### TASK DETAILS
The task calls for each line of the records below in which the word "TROLS" appears.

### AVAILABLE RECORDS
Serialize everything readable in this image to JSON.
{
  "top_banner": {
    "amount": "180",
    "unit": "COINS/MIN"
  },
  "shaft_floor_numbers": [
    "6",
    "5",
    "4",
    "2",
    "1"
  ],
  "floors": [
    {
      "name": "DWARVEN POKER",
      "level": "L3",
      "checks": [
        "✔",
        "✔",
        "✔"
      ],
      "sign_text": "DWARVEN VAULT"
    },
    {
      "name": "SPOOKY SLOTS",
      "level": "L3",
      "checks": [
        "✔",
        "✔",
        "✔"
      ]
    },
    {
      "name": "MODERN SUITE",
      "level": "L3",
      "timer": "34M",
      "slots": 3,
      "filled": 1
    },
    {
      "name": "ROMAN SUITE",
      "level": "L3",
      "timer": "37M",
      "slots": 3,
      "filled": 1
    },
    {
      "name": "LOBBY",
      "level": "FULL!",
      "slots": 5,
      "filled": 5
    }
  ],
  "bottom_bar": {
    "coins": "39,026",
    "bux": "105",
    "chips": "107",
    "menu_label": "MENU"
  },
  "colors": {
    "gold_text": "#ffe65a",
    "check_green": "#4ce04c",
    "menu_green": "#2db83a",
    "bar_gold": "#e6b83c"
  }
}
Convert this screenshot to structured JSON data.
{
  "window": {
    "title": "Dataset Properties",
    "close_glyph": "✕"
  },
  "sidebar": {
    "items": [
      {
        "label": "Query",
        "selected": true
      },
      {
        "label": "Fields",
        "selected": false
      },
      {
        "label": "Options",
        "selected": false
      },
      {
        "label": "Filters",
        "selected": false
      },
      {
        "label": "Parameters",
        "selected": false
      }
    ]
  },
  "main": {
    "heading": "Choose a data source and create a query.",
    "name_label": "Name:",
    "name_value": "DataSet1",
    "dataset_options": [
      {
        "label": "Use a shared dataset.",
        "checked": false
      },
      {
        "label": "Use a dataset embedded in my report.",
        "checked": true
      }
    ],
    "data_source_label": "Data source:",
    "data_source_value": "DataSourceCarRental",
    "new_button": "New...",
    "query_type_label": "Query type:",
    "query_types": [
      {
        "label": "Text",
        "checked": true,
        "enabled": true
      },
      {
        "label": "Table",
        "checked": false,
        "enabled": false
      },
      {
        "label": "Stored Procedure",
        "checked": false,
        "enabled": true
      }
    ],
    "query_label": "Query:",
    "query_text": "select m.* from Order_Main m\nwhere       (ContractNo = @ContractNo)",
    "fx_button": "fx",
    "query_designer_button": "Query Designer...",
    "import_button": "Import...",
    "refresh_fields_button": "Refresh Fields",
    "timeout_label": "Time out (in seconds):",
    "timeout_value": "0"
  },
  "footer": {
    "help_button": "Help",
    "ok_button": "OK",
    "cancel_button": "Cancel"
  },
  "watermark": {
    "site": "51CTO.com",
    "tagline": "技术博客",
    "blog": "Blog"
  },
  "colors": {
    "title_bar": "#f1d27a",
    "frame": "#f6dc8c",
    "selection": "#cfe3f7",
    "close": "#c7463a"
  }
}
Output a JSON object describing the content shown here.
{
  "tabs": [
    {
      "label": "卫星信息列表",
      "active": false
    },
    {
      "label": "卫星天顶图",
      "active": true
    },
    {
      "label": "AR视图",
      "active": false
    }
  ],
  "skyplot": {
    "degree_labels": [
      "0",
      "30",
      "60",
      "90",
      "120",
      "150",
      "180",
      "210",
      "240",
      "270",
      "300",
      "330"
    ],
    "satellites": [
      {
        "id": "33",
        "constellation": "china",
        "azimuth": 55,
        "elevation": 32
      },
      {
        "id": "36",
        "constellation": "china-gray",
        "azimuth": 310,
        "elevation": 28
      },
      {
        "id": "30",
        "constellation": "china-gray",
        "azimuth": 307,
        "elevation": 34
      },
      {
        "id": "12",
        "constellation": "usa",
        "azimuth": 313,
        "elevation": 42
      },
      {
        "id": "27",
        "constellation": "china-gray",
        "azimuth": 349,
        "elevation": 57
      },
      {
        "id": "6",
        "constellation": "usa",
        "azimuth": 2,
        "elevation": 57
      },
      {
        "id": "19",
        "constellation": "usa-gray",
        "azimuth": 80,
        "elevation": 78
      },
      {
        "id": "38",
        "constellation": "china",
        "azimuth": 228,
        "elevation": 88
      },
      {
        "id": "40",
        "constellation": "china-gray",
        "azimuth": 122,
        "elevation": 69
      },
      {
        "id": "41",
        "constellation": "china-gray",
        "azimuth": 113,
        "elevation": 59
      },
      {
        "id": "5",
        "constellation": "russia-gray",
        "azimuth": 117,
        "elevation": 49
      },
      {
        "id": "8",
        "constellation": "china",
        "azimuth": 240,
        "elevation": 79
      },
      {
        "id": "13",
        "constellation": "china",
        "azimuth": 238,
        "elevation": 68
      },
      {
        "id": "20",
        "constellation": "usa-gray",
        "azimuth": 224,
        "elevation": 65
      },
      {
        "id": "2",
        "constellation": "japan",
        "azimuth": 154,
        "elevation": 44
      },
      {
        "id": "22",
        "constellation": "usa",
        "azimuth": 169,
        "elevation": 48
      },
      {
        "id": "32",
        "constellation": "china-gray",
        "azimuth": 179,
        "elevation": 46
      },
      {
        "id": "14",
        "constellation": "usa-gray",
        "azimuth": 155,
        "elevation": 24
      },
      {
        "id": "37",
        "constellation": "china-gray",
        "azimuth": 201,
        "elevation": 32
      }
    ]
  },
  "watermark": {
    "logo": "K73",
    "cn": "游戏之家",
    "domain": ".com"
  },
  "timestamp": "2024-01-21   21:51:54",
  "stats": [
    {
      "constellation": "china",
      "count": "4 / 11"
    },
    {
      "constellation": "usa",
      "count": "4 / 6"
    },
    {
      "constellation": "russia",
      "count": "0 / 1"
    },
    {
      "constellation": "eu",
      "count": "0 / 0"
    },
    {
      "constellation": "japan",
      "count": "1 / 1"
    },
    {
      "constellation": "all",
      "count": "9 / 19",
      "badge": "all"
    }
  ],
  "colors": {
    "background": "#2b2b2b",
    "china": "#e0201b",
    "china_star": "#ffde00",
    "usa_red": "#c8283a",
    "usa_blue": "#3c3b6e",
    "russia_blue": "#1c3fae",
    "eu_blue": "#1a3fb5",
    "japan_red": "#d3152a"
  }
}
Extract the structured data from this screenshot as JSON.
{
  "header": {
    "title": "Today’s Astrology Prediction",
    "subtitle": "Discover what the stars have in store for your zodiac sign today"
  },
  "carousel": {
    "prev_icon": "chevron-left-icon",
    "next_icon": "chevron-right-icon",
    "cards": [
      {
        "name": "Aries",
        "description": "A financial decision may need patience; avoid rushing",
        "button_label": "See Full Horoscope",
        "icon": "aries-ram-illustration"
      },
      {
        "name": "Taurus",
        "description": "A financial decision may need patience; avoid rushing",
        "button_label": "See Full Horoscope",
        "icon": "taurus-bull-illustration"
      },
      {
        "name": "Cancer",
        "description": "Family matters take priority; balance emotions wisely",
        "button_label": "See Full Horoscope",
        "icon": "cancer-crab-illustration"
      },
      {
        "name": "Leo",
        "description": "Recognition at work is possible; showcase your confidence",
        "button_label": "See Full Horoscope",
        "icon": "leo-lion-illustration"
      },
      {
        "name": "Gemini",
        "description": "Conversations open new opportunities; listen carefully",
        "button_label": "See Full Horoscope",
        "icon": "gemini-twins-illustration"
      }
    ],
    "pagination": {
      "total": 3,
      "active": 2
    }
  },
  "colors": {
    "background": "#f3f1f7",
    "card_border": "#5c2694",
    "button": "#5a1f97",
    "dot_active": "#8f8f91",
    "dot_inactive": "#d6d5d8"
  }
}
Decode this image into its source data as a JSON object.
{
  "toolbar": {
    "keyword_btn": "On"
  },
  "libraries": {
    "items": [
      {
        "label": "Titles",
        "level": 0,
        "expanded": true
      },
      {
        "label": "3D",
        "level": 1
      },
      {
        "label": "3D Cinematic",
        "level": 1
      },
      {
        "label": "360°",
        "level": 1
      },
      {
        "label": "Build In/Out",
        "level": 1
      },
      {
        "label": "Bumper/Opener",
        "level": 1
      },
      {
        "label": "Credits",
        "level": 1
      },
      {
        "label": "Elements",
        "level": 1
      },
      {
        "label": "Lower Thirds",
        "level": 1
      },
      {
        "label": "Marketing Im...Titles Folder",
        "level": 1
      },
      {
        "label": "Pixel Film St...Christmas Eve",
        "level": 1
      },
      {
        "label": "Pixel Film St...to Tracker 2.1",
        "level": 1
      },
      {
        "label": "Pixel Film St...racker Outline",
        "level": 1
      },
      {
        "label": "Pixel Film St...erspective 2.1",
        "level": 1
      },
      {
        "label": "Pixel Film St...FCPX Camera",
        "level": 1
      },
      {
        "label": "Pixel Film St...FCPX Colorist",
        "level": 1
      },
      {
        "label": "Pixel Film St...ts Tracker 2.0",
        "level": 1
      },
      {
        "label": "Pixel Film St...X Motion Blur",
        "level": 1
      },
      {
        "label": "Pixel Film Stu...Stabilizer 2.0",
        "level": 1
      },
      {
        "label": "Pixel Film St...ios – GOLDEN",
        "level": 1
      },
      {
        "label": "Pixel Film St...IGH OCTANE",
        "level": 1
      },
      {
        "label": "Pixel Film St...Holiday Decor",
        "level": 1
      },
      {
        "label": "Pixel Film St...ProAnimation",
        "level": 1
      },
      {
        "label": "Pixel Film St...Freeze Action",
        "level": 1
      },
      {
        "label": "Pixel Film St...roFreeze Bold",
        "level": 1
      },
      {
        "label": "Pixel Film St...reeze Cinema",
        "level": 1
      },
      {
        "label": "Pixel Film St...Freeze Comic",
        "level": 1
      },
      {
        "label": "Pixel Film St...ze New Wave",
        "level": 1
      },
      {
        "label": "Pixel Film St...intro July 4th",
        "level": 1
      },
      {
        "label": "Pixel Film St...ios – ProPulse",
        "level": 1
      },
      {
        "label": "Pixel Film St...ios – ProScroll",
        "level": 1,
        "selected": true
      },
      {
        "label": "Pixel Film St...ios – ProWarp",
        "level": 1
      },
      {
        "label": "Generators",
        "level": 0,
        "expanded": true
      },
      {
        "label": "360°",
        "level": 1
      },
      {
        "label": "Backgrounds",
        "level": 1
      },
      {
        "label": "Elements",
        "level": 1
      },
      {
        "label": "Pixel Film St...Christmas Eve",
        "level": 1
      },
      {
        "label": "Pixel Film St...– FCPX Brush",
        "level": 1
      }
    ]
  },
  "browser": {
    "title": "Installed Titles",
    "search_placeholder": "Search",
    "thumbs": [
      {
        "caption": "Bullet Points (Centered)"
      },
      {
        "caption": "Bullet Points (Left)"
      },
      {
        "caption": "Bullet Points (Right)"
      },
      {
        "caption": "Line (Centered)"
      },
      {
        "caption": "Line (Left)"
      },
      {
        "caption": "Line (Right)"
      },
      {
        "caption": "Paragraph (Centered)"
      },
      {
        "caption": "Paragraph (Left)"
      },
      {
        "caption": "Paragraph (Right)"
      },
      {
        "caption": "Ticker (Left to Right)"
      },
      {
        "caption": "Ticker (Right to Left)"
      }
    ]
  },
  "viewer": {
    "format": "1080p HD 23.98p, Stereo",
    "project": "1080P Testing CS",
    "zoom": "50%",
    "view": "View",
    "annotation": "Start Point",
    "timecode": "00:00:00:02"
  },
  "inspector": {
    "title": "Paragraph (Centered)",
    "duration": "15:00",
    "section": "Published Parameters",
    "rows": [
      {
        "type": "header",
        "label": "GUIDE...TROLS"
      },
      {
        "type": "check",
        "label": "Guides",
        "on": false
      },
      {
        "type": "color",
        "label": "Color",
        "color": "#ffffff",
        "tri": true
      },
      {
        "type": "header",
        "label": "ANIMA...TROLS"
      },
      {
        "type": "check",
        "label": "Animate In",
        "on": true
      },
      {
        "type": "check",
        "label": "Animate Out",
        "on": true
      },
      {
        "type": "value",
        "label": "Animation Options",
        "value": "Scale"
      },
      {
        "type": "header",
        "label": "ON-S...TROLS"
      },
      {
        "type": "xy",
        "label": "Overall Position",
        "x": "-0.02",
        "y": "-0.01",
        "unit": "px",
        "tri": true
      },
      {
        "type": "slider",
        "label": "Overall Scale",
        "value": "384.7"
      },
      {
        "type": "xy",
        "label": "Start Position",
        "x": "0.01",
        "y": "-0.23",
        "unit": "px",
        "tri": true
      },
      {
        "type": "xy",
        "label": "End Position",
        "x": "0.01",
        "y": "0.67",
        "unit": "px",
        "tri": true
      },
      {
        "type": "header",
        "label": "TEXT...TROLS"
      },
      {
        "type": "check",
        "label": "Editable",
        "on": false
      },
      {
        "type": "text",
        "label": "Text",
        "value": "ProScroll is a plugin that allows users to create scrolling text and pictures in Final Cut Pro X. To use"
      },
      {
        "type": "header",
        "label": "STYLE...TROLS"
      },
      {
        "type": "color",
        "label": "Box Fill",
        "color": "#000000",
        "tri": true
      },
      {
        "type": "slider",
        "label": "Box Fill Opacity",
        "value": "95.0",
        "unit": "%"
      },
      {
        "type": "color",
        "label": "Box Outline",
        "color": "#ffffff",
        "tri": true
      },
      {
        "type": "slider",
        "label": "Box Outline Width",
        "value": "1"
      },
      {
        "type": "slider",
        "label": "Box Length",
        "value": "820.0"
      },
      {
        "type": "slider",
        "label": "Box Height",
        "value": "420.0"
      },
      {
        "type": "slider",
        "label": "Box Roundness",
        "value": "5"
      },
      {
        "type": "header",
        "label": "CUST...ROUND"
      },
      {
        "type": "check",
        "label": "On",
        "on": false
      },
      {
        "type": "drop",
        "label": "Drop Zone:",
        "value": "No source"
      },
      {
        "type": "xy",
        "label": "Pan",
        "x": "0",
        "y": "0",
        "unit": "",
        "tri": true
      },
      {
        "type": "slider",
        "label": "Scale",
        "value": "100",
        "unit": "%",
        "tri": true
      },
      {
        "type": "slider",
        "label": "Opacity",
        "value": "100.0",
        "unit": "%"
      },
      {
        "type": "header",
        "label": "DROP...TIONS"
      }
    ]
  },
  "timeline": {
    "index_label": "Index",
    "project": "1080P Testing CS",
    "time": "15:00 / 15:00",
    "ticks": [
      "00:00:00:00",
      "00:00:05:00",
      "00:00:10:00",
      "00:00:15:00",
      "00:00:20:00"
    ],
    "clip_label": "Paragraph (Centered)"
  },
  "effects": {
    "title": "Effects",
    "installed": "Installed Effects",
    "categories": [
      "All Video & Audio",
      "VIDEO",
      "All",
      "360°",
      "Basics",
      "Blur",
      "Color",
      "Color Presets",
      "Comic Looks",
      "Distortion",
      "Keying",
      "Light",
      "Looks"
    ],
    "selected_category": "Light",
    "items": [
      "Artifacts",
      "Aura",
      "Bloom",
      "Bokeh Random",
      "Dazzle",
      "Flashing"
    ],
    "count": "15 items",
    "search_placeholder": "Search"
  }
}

### TASK ANSWER
        "label": "GUIDE...TROLS"
        "label": "ANIMA...TROLS"
        "label": "ON-S...TROLS"
        "label": "TEXT...TROLS"
        "label": "STYLE...TROLS"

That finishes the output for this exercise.